[Web page and app entries]

Start of Block

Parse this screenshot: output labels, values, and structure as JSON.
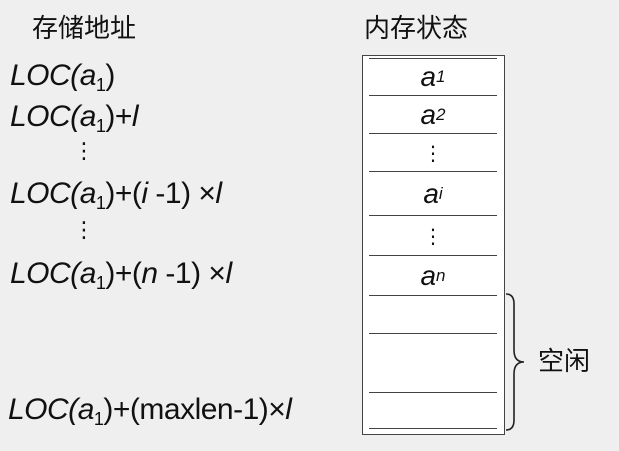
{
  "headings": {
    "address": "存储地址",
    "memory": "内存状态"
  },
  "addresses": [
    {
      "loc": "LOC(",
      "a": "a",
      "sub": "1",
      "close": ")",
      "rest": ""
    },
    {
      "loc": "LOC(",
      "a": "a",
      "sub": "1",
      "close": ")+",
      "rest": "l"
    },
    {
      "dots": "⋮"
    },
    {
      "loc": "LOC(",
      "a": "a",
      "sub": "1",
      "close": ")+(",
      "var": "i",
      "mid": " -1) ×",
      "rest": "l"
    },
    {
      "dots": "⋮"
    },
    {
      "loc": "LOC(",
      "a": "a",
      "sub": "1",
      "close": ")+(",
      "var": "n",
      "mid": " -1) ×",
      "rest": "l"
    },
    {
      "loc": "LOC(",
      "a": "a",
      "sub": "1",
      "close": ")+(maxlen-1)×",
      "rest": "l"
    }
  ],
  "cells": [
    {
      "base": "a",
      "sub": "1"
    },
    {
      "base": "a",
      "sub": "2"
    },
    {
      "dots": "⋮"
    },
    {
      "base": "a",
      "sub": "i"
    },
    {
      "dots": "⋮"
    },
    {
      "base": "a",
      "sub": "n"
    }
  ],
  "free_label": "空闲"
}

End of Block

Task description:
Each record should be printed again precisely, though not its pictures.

Worked solution:
Parse this screenshot: output labels, values, and structure as JSON.
{
  "headings": {
    "address": "存储地址",
    "memory": "内存状态"
  },
  "addresses": [
    {
      "loc": "LOC(",
      "a": "a",
      "sub": "1",
      "close": ")",
      "rest": ""
    },
    {
      "loc": "LOC(",
      "a": "a",
      "sub": "1",
      "close": ")+",
      "rest": "l"
    },
    {
      "dots": "⋮"
    },
    {
      "loc": "LOC(",
      "a": "a",
      "sub": "1",
      "close": ")+(",
      "var": "i",
      "mid": " -1) ×",
      "rest": "l"
    },
    {
      "dots": "⋮"
    },
    {
      "loc": "LOC(",
      "a": "a",
      "sub": "1",
      "close": ")+(",
      "var": "n",
      "mid": " -1) ×",
      "rest": "l"
    },
    {
      "loc": "LOC(",
      "a": "a",
      "sub": "1",
      "close": ")+(maxlen-1)×",
      "rest": "l"
    }
  ],
  "cells": [
    {
      "base": "a",
      "sub": "1"
    },
    {
      "base": "a",
      "sub": "2"
    },
    {
      "dots": "⋮"
    },
    {
      "base": "a",
      "sub": "i"
    },
    {
      "dots": "⋮"
    },
    {
      "base": "a",
      "sub": "n"
    }
  ],
  "free_label": "空闲"
}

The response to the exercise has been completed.